“There was talks of the possibility, but there was nothing set in stone at the time obviously,” Renteria said. “Younger players are filtering in a lot sooner than they used to in the past. You still have to continue to teach at the Major League level, and that's one thing that's evident throughout.”

Renteria said the key to players young or old is communication. Either way his approach would mostly be the same.

“Every human being is the sum total of all their experiences, so you've got to get to know people first, see what it is that motivates them, what kind of clicks with them to get them to act out on certain things that you might have them perform on a more consistent basis,” Renteria said. “I think that baseball has its own language. It's something that is indescribable at times. But working with the younger guys, I relish it. I look forward to it.

"But I also look forward to working with older veteran players, too. It's the same. My approach doesn't change a lot, other than you give people with experience their place.”

White Sox deal Adam Eaton to Nationals for Lucas Giolito, two others

White Sox deal Adam Eaton to Nationals for Lucas Giolito, two others

NATIONAL HARBOR, Md. -- The White Sox completed another blockbuster deal at the Winter Meetings on Wednesday night, sending Adam Eaton to the Washington Nationals.

One day after they traded Chris Sale to Boston for four minor leaguers, including two elite prospects, the White Sox traded their outstanding leadoff man for three more top prospects, including pitchers Lucas Giolito and Reynaldo Lopez. Washington’s 2016 first-rounder Dane Dunning is also in the deal.

The Nationals’ top minor leaguer and MLB.com’s third-rated prospect in the game, Giolito was one of the main players included in a reported package for Sale only two days earlier. A first-round draft pick in 2012, the 22-year-old right-hander features an outstanding fastball-curveball combination.

Lopez is the No. 38 overall prospect in baseball and Dunning was selected with the 29 th pick in the June draft.

Giolito is the second top-5 prospect the White Sox have added in two days along with infielder Yoan Moncada, the 2016 minor league player of the year, who came over from Boston in the Sale trade.

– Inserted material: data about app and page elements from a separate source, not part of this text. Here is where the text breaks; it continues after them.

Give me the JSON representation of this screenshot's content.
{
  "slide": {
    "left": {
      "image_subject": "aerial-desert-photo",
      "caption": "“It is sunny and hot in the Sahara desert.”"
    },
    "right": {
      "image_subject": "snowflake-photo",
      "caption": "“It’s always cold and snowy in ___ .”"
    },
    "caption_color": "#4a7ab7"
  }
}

The White Sox also acquired right-hander Michael Kopech, the 30th overall prospect, in the Sale deal.